PEORIA — Two years after the Illinois Department of Corrections agreed to sweeping changes in mental health services, many inmates are still going without adequate care, the agency’s director told a federal judge on Monday.
Acting IDOC Director John Baldwin was the first witness called by the state at a civil trial in U.S. District Court for the Central District of Illinois.
Judge Michael Mihm will decide if a preliminary injunction he issued in May will be permanent. The injunction requires the state to follow through on major improvements to mental health care.
The judge previously found IDOC acted with deliberate indifference in its care of an estimated 11,000 mentally ill prisoners in state facilities.
“A small but growing number of severely mentally ill inmates are receiving very adequate care,” Baldwin. Others, he admitted, will not see improved care until 1,200 new beds in treatment facilities are available and the state is more successful in hiring staff with mental health credentials.
Harold Hirschman, one of the lawyers for inmates, questioned the timing of the state’s stepped-up efforts to complete new mental health facilities.
Baldwin characterized the progress as ongoing since he arrived in Illinois three years ago and saw a penal system in need of an overhaul.
The slow recruitment of trained staff has cost some inmates their lives, according to the legal team for inmates. The suicide of an inmate at Dixon Correctional Center about a month ago resulted in the firing of an employee of Wexford Health Sources, the contractor providing heath care to state prisons, said Hirschman.
“We try not to put anybody in danger,“ Baldwin said of the staffing issues, but he acknowledged that low staffing levels “certainly could be a factor” in situations that lead to harm.
Baldwin outlined plans for a 250-bed mental health facility to be built on the grounds of the Joliet Treatment Center as an example of the positive change coming to Illinois prisons.
Prior to the opening of a 44-bed unit several months ago in Elgin, the IDOC lacked any hospital-level care for seriously mental ill inmates.
In response to a question from the judge, Baldwin said allegations of physical abuse of mentally ill inmates by staff at Pontiac Correctional Center lodged several months ago remains under investigation.
A California doctor who provides services via a video link to inmates at two minimum-level prisons testified Monday that he provides 35 hours of telepsychiatry a week to inmates at Vienna and Vandalia correctional centers.
Dr. Jack Yen said he was not aware of guidelines from court-appointed monitor Dr. Pablo Stewart advising against the long-distance mental health assistance for initial screenings of inmates and treatment of those with special needs — two categories of inmates routinely seen by Yen.
The time spent with inmates via a video connection ranges from 20 to 60 minutes, a time frame that includes the doctor completing some of the paperwork related to the inmates' needs, according to Yen.
The doctor said he does not receive any reports that measure the effectiveness of his treatment.
In his testimony, Baldwin said "there are huge advantages" to telepsychiatry.
Yen is one of several medical providers expected to testify during the 10-day trial.
Lawyers for the state have emphasized the documentation currently used to confirm the mental health care delivered to inmates.

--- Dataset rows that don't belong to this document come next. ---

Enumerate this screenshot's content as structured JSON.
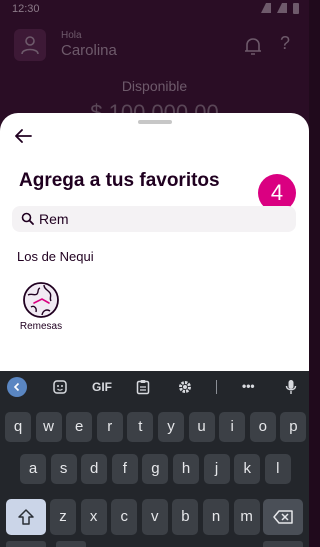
{
  "status_bar": {
    "time": "12:30"
  },
  "background_app": {
    "greeting_small": "Hola",
    "user_name": "Carolina",
    "available_label": "Disponible",
    "balance_text": "$ 100.000,00"
  },
  "sheet": {
    "title": "Agrega a tus favoritos",
    "step_number": "4",
    "search": {
      "value": "Rem"
    },
    "section_label": "Los de Nequi",
    "favorites": [
      {
        "label": "Remesas",
        "icon": "globe-icon"
      }
    ]
  },
  "keyboard": {
    "toolbar": {
      "gif_label": "GIF",
      "more_label": "•••",
      "icons": [
        "chevron-left-icon",
        "sticker-icon",
        "clipboard-icon",
        "gear-icon",
        "microphone-icon"
      ]
    },
    "rows": [
      [
        "q",
        "w",
        "e",
        "r",
        "t",
        "y",
        "u",
        "i",
        "o",
        "p"
      ],
      [
        "a",
        "s",
        "d",
        "f",
        "g",
        "h",
        "j",
        "k",
        "l"
      ],
      [
        "z",
        "x",
        "c",
        "v",
        "b",
        "n",
        "m"
      ]
    ]
  },
  "colors": {
    "brand_pink": "#da0081",
    "title_text": "#200020",
    "keyboard_bg": "#23262b",
    "key_bg": "#3c4046"
  }
}
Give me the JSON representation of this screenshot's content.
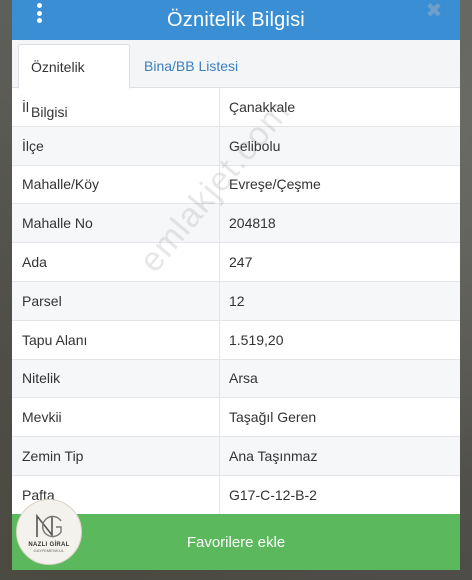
{
  "dialog": {
    "title": "Öznitelik Bilgisi",
    "close_symbol": "✖"
  },
  "tabs": [
    {
      "label": "Öznitelik Bilgisi",
      "active": true
    },
    {
      "label": "Bina/BB Listesi",
      "active": false
    }
  ],
  "rows": [
    {
      "label": "İl",
      "value": "Çanakkale"
    },
    {
      "label": "İlçe",
      "value": "Gelibolu"
    },
    {
      "label": "Mahalle/Köy",
      "value": "Evreşe/Çeşme"
    },
    {
      "label": "Mahalle No",
      "value": "204818"
    },
    {
      "label": "Ada",
      "value": "247"
    },
    {
      "label": "Parsel",
      "value": "12"
    },
    {
      "label": "Tapu Alanı",
      "value": "1.519,20"
    },
    {
      "label": "Nitelik",
      "value": "Arsa"
    },
    {
      "label": "Mevkii",
      "value": "Taşağıl Geren"
    },
    {
      "label": "Zemin Tip",
      "value": "Ana Taşınmaz"
    },
    {
      "label": "Pafta",
      "value": "G17-C-12-B-2"
    }
  ],
  "watermark": "emlakjet.com",
  "favorite_button": "Favorilere ekle",
  "logo": {
    "name": "NAZLI GİRAL",
    "subtitle": "GAYRİMENKUL"
  },
  "colors": {
    "header": "#3a8fd4",
    "tab_link": "#3a7fbf",
    "favorite_button": "#5cb85c"
  }
}
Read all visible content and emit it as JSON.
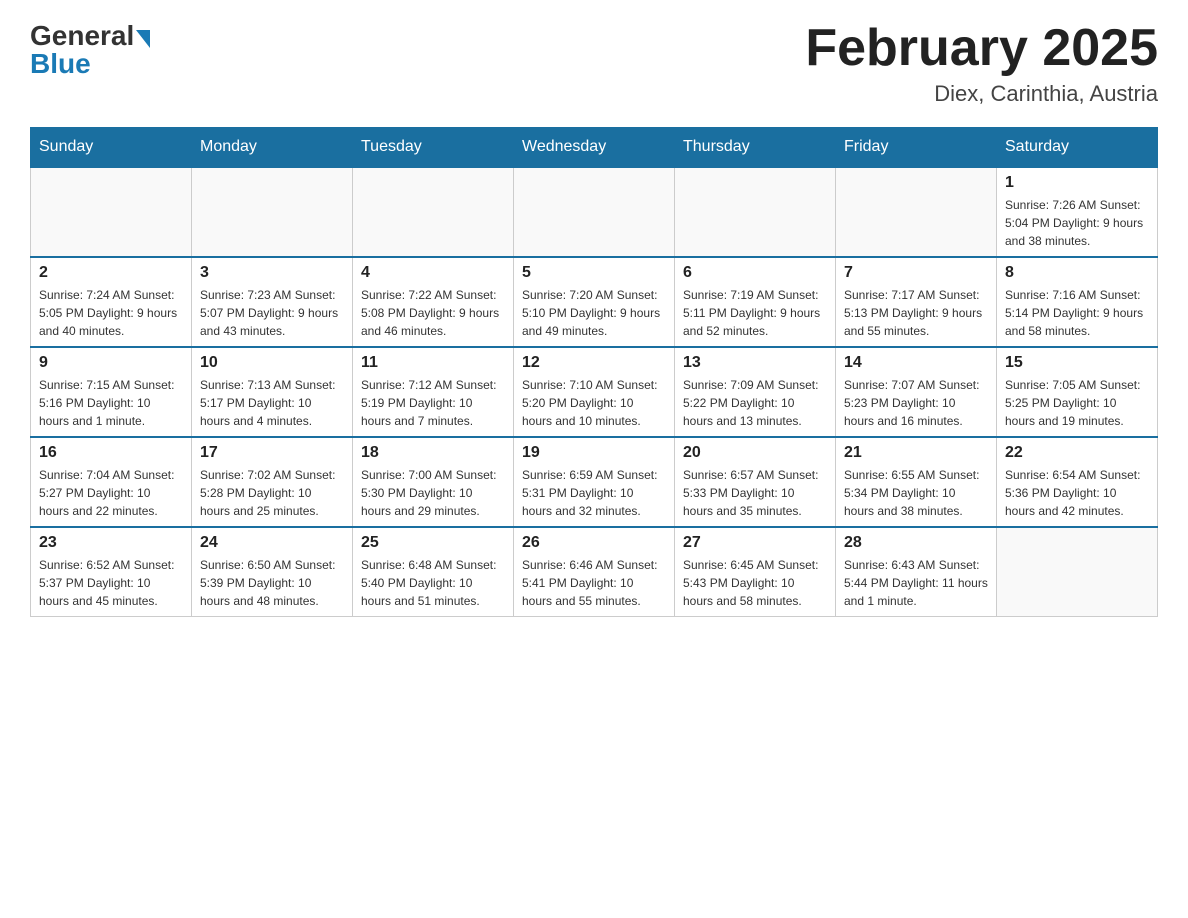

The lack of such records was an issue raised in the lawsuit filed in 2007.
Officials with IDOC and Wexford who oversee the mental health program are expected to testify Tuesday.